═════ Data for this task
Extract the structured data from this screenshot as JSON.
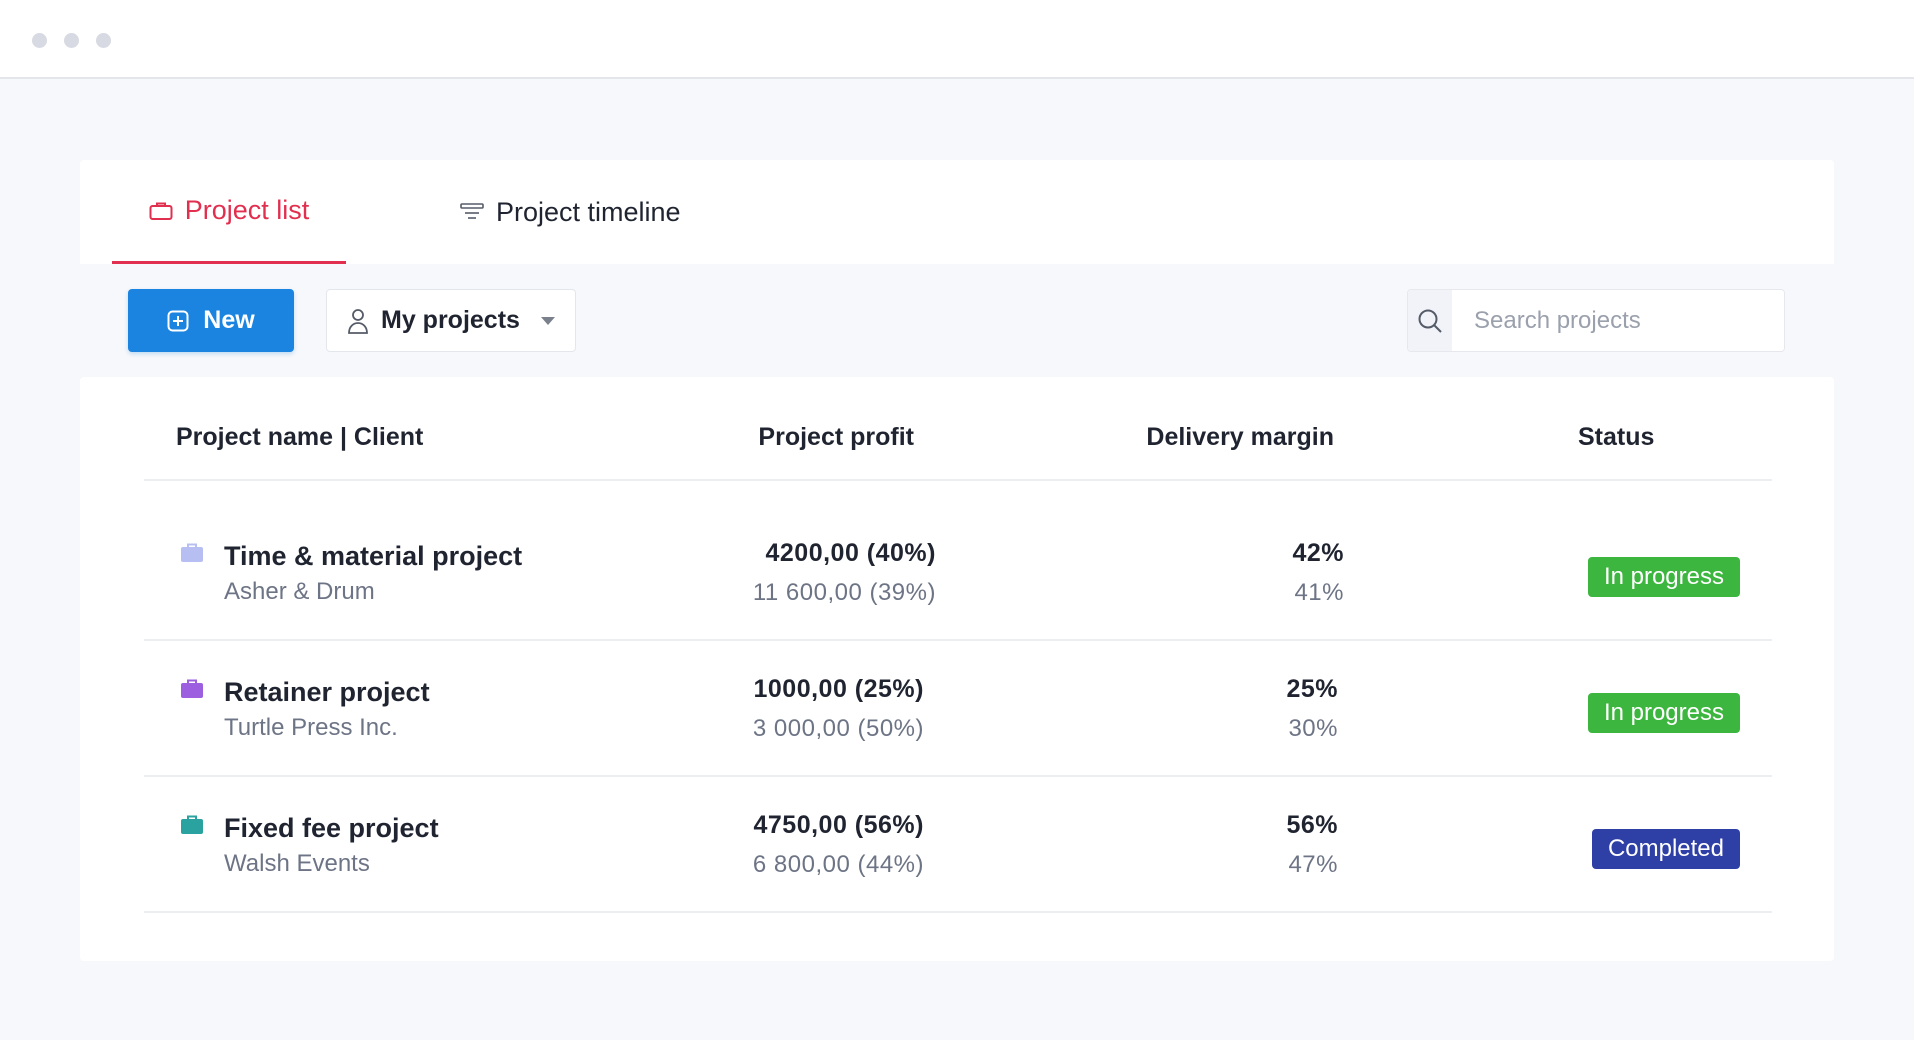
{
  "tabs": [
    {
      "label": "Project list",
      "icon": "briefcase-icon",
      "active": true
    },
    {
      "label": "Project timeline",
      "icon": "timeline-icon",
      "active": false
    }
  ],
  "toolbar": {
    "new_label": "New",
    "filter_label": "My projects",
    "search_placeholder": "Search projects"
  },
  "table": {
    "headers": {
      "name": "Project name | Client",
      "profit": "Project profit",
      "margin": "Delivery margin",
      "status": "Status"
    },
    "rows": [
      {
        "name": "Time & material project",
        "client": "Asher & Drum",
        "profit_main": "4200,00 (40%)",
        "profit_sub": "11 600,00 (39%)",
        "margin_main": "42%",
        "margin_sub": "41%",
        "status": "In progress",
        "color": "#b7bff2"
      },
      {
        "name": "Retainer project",
        "client": "Turtle Press Inc.",
        "profit_main": "1000,00 (25%)",
        "profit_sub": "3 000,00 (50%)",
        "margin_main": "25%",
        "margin_sub": "30%",
        "status": "In progress",
        "color": "#9b5fe0"
      },
      {
        "name": "Fixed fee project",
        "client": "Walsh Events",
        "profit_main": "4750,00 (56%)",
        "profit_sub": "6 800,00 (44%)",
        "margin_main": "56%",
        "margin_sub": "47%",
        "status": "Completed",
        "color": "#2aa3a0"
      }
    ]
  },
  "colors": {
    "accent": "#e1304f",
    "primary": "#1a84e0",
    "in_progress": "#3db63f",
    "completed": "#2e3fa6"
  }
}
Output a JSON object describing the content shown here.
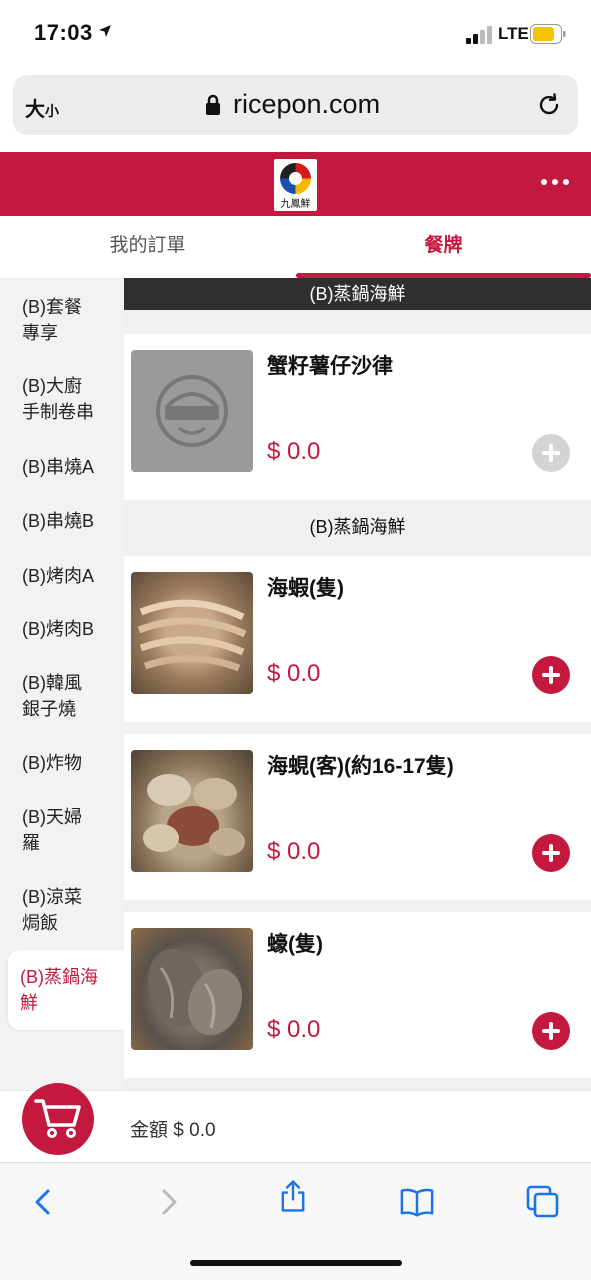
{
  "status": {
    "time": "17:03",
    "network": "LTE"
  },
  "browser": {
    "text_size_label": "大",
    "text_size_small": "小",
    "url": "ricepon.com"
  },
  "header": {
    "logo_text": "九鳳鮮"
  },
  "tabs": [
    {
      "label": "我的訂單"
    },
    {
      "label": "餐牌"
    }
  ],
  "sidebar": {
    "items": [
      {
        "label": "(B)套餐\n專享"
      },
      {
        "label": "(B)大廚\n手制卷串"
      },
      {
        "label": "(B)串燒A"
      },
      {
        "label": "(B)串燒B"
      },
      {
        "label": "(B)烤肉A"
      },
      {
        "label": "(B)烤肉B"
      },
      {
        "label": "(B)韓風\n銀子燒"
      },
      {
        "label": "(B)炸物"
      },
      {
        "label": "(B)天婦\n羅"
      },
      {
        "label": "(B)涼菜\n焗飯"
      },
      {
        "label": "(B)蒸鍋海\n鮮"
      }
    ]
  },
  "menu": {
    "section_top": "(B)蒸鍋海鮮",
    "section_second": "(B)蒸鍋海鮮",
    "products": [
      {
        "name": "蟹籽薯仔沙律",
        "price": "$ 0.0"
      },
      {
        "name": "海蝦(隻)",
        "price": "$ 0.0"
      },
      {
        "name": "海蜆(客)(約16-17隻)",
        "price": "$ 0.0"
      },
      {
        "name": "蠔(隻)",
        "price": "$ 0.0"
      }
    ]
  },
  "cart": {
    "amount_label": "金額 $ 0.0"
  },
  "colors": {
    "brand": "#c3193f"
  }
}
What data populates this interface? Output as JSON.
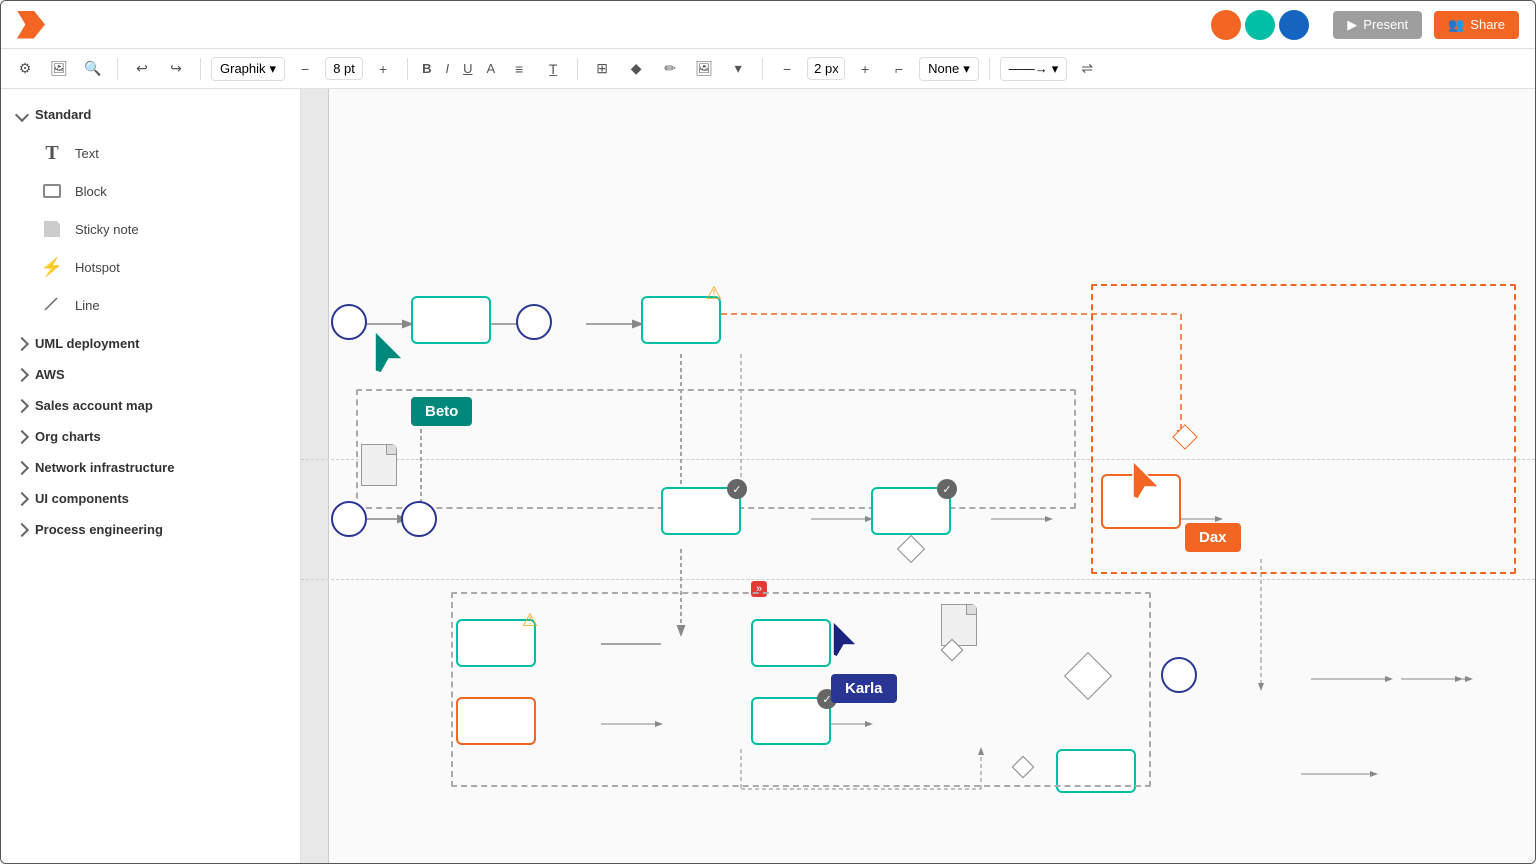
{
  "app": {
    "logo_alt": "Lucidchart logo"
  },
  "topbar": {
    "present_label": "Present",
    "share_label": "Share",
    "avatars": [
      "#F26522",
      "#00BFA5",
      "#1565C0"
    ]
  },
  "toolbar": {
    "undo_label": "↩",
    "redo_label": "↪",
    "font_family": "Graphik",
    "font_size": "8 pt",
    "bold_label": "B",
    "italic_label": "I",
    "underline_label": "U",
    "font_color_label": "A",
    "align_label": "≡",
    "text_format_label": "T̲",
    "table_label": "⊞",
    "fill_label": "🪣",
    "line_label": "✏",
    "image_label": "🖼",
    "line_width": "2 px",
    "line_style": "None",
    "arrow_style": "→"
  },
  "sidebar": {
    "standard": {
      "label": "Standard",
      "expanded": true,
      "items": [
        {
          "id": "text",
          "label": "Text",
          "icon": "T"
        },
        {
          "id": "block",
          "label": "Block",
          "icon": "□"
        },
        {
          "id": "sticky-note",
          "label": "Sticky note",
          "icon": "sticky"
        },
        {
          "id": "hotspot",
          "label": "Hotspot",
          "icon": "⚡"
        },
        {
          "id": "line",
          "label": "Line",
          "icon": "line"
        }
      ]
    },
    "sections": [
      {
        "id": "uml-deployment",
        "label": "UML deployment",
        "expanded": false
      },
      {
        "id": "aws",
        "label": "AWS",
        "expanded": false
      },
      {
        "id": "sales-account-map",
        "label": "Sales account map",
        "expanded": false
      },
      {
        "id": "org-charts",
        "label": "Org charts",
        "expanded": false
      },
      {
        "id": "network-infrastructure",
        "label": "Network infrastructure",
        "expanded": false
      },
      {
        "id": "ui-components",
        "label": "UI components",
        "expanded": false
      },
      {
        "id": "process-engineering",
        "label": "Process engineering",
        "expanded": false
      }
    ]
  },
  "diagram": {
    "label_beto": "Beto",
    "label_dax": "Dax",
    "label_karla": "Karla"
  }
}
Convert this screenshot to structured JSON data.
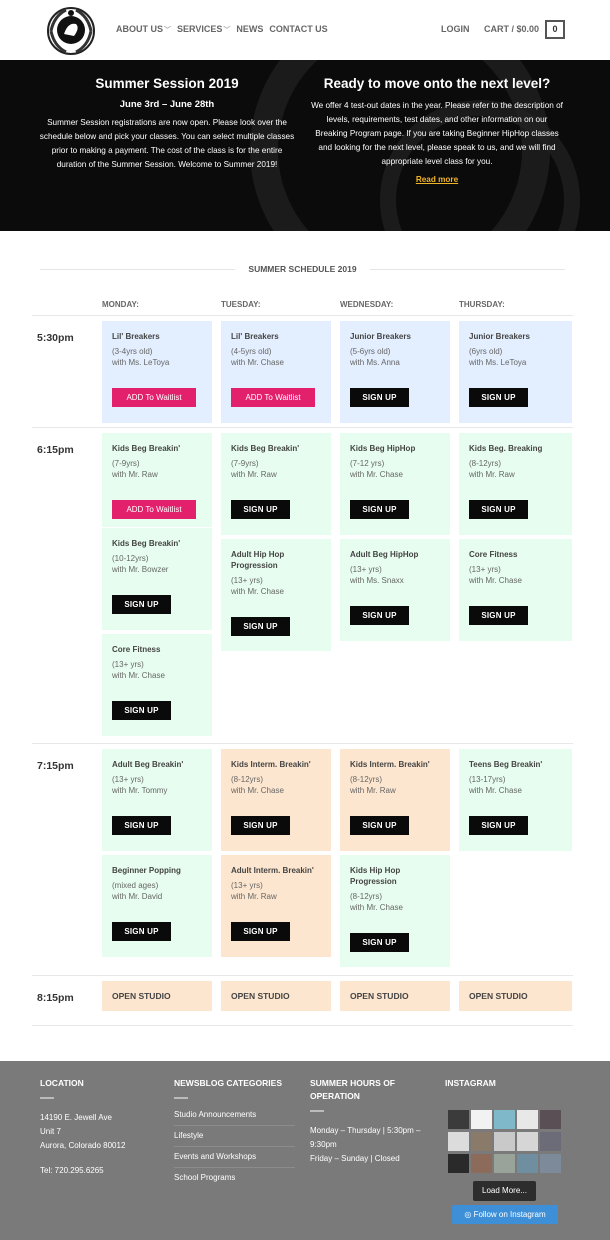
{
  "header": {
    "nav": [
      {
        "label": "ABOUT US",
        "caret": true
      },
      {
        "label": "SERVICES",
        "caret": true
      },
      {
        "label": "NEWS",
        "caret": false
      },
      {
        "label": "CONTACT US",
        "caret": false
      }
    ],
    "login": "LOGIN",
    "cart": "CART / $0.00",
    "cart_count": "0"
  },
  "hero": {
    "left_title": "Summer Session 2019",
    "left_dates": "June 3rd – June 28th",
    "left_text": "Summer Session registrations are now open. Please look over the schedule below and pick your classes. You can select multiple classes prior to making a payment. The cost of the class is for the entire duration of the Summer Session. Welcome to Summer 2019!",
    "right_title": "Ready to move onto the next level?",
    "right_text": "We offer 4 test-out dates in the year. Please refer to the description of levels, requirements, test dates, and other information on our Breaking Program page. If you are taking Beginner HipHop classes and looking for the next level, please speak to us, and we will find appropriate level class for you.",
    "read_more": "Read more"
  },
  "schedule": {
    "title": "SUMMER SCHEDULE 2019",
    "days": [
      "MONDAY:",
      "TUESDAY:",
      "WEDNESDAY:",
      "THURSDAY:"
    ],
    "times": [
      "5:30pm",
      "6:15pm",
      "7:15pm",
      "8:15pm"
    ],
    "signup_label": "SIGN UP",
    "waitlist_label": "ADD To Waitlist",
    "open_studio": "OPEN STUDIO",
    "classes": {
      "r1": [
        {
          "name": "Lil' Breakers",
          "age": "(3-4yrs old)",
          "teacher": "with Ms. LeToya",
          "action": "waitlist"
        },
        {
          "name": "Lil' Breakers",
          "age": "(4-5yrs old)",
          "teacher": "with Mr. Chase",
          "action": "waitlist"
        },
        {
          "name": "Junior Breakers",
          "age": "(5-6yrs old)",
          "teacher": "with Ms. Anna",
          "action": "signup"
        },
        {
          "name": "Junior Breakers",
          "age": "(6yrs old)",
          "teacher": "with Ms. LeToya",
          "action": "signup"
        }
      ],
      "r2": [
        {
          "name": "Kids Beg Breakin'",
          "age": "(7-9yrs)",
          "teacher": "with Mr. Raw",
          "action": "waitlist"
        },
        {
          "name": "Kids Beg Breakin'",
          "age": "(10-12yrs)",
          "teacher": "with Mr. Bowzer",
          "action": "signup"
        },
        {
          "name": "Core Fitness",
          "age": "(13+ yrs)",
          "teacher": "with Mr. Chase",
          "action": "signup"
        },
        {
          "name": "Kids Beg Breakin'",
          "age": "(7-9yrs)",
          "teacher": "with Mr. Raw",
          "action": "signup"
        },
        {
          "name": "Adult Hip Hop Progression",
          "age": "(13+ yrs)",
          "teacher": "with Mr. Chase",
          "action": "signup"
        },
        {
          "name": "Kids Beg HipHop",
          "age": "(7-12 yrs)",
          "teacher": "with Mr. Chase",
          "action": "signup"
        },
        {
          "name": "Adult Beg HipHop",
          "age": "(13+ yrs)",
          "teacher": "with Ms. Snaxx",
          "action": "signup"
        },
        {
          "name": "Kids Beg. Breaking",
          "age": "(8-12yrs)",
          "teacher": "with Mr. Raw",
          "action": "signup"
        },
        {
          "name": "Core Fitness",
          "age": "(13+ yrs)",
          "teacher": "with Mr. Chase",
          "action": "signup"
        }
      ],
      "r3": [
        {
          "name": "Adult Beg Breakin'",
          "age": "(13+ yrs)",
          "teacher": "with Mr. Tommy",
          "action": "signup"
        },
        {
          "name": "Beginner Popping",
          "age": "(mixed ages)",
          "teacher": "with Mr. David",
          "action": "signup"
        },
        {
          "name": "Kids Interm. Breakin'",
          "age": "(8-12yrs)",
          "teacher": "with Mr. Chase",
          "action": "signup"
        },
        {
          "name": "Adult Interm. Breakin'",
          "age": "(13+ yrs)",
          "teacher": "with Mr. Raw",
          "action": "signup"
        },
        {
          "name": "Kids Interm. Breakin'",
          "age": "(8-12yrs)",
          "teacher": "with Mr. Raw",
          "action": "signup"
        },
        {
          "name": "Kids Hip Hop Progression",
          "age": "(8-12yrs)",
          "teacher": "with Mr. Chase",
          "action": "signup"
        },
        {
          "name": "Teens Beg Breakin'",
          "age": "(13-17yrs)",
          "teacher": "with Mr. Chase",
          "action": "signup"
        }
      ]
    }
  },
  "footer": {
    "location_title": "LOCATION",
    "address1": "14190 E. Jewell Ave",
    "address2": "Unit 7",
    "address3": "Aurora, Colorado 80012",
    "tel": "Tel: 720.295.6265",
    "news_title": "NEWSBLOG CATEGORIES",
    "categories": [
      "Studio Announcements",
      "Lifestyle",
      "Events and Workshops",
      "School Programs"
    ],
    "hours_title": "SUMMER HOURS OF OPERATION",
    "hours1": "Monday – Thursday | 5:30pm – 9:30pm",
    "hours2": "Friday – Sunday | Closed",
    "instagram_title": "INSTAGRAM",
    "load_more": "Load More...",
    "follow": "Follow on Instagram"
  },
  "colors": {
    "blue_card": "#e3efff",
    "green_card": "#e7fdef",
    "peach_card": "#fde6cf",
    "waitlist_pink": "#e3206c",
    "signup_black": "#0a0a0a",
    "read_more_gold": "#f0b429",
    "footer_gray": "#7a7a7a",
    "instagram_blue": "#3d8fd8"
  }
}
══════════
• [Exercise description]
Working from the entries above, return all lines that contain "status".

• [Exercise solution]
      "status": "Status"
        "status": "In progress",
        "status": "In progress",
        "status": "Completed",
  "status": {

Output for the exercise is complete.